On November 22, 2011, the Supreme Court of the State of Oklahoma held in Howard v. Nitro-Lift Technologies, LLC that an arbitration agreement in employment contracts between two former employees, Eddie Lee Howard and Shane Schneider, and Nitro-Lift Technologies, LLC (“Nitro-Lift”) did not prohibit judicial review of the contracts’ non-competition and non-solicitation provisions where Oklahoma adopted a legislative public policy against restraints of trade. See 15 Okl. St. §217 et seq. Generally, a Federal or State court will enforce parties’ agreement to arbitrate and submit appropriate disputes to arbitration unless the court finds that the arbitration agreement itself was invalid. However, the supreme court in Howard refused to submit the question of whether the restraints of trade were valid to arbitration, suggesting that the Oklahoma judiciary had primary authority over the question and not the arbitrator.

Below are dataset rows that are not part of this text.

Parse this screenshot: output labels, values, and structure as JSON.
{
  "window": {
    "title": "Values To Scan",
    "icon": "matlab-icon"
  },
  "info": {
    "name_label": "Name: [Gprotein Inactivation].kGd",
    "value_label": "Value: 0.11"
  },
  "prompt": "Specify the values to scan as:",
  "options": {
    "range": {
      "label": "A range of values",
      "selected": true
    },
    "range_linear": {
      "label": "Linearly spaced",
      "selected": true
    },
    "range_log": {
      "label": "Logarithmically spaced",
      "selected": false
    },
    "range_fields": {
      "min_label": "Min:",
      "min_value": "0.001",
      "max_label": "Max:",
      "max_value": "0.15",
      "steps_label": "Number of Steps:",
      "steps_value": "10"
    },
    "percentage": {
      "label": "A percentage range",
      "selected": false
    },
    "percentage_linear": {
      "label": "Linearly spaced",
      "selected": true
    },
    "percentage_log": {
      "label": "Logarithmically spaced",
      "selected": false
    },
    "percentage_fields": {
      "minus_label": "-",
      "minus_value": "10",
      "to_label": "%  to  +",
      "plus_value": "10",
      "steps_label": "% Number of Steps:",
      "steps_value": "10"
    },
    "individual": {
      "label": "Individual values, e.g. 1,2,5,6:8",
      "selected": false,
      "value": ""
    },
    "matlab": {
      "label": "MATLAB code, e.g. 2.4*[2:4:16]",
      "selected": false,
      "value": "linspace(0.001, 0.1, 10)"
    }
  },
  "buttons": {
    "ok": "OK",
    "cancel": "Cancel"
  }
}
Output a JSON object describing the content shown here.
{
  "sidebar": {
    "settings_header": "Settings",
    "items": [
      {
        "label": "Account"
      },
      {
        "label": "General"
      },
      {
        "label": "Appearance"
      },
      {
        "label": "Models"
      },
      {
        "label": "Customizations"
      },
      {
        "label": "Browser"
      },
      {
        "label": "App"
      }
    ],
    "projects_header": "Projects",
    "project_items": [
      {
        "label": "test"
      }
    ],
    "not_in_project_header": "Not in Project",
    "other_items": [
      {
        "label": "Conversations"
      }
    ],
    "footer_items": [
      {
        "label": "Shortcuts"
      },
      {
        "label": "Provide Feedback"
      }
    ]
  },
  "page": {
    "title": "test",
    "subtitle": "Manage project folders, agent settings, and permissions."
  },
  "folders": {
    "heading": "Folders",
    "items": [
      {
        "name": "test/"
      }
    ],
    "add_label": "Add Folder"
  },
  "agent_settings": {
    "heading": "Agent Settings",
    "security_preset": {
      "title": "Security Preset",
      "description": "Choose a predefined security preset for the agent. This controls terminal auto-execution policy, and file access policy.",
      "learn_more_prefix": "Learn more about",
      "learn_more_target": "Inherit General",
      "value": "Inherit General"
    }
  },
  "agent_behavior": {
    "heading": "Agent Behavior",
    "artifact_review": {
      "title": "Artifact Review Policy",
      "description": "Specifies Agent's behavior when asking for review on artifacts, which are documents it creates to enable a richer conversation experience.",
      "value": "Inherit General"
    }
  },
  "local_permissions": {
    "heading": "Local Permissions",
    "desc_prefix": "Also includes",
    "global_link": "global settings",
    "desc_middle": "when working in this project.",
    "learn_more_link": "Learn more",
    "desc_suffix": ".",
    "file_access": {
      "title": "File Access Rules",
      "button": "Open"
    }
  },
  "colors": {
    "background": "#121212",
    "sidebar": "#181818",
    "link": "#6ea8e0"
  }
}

Nitro-Lift argued that the non-competition and non-solicitation agreements were necessary to protect trade secrets about its process used to generate nitrogen for application on oil and gas well sites and to prevent the former employees from disclosing the trade secrets to a competitor. Nevertheless, the supreme court found the non-competition and non-solicitation agreements between the former employees and Nitro-Lift void pursuant to 15 Okl. St. §219A. The statute provides that a former employer cannot prevent a former employee from engaging in the same or similar business as the employer, as long as the former employee does not directly solicit goods and services from the former employer’s established customers.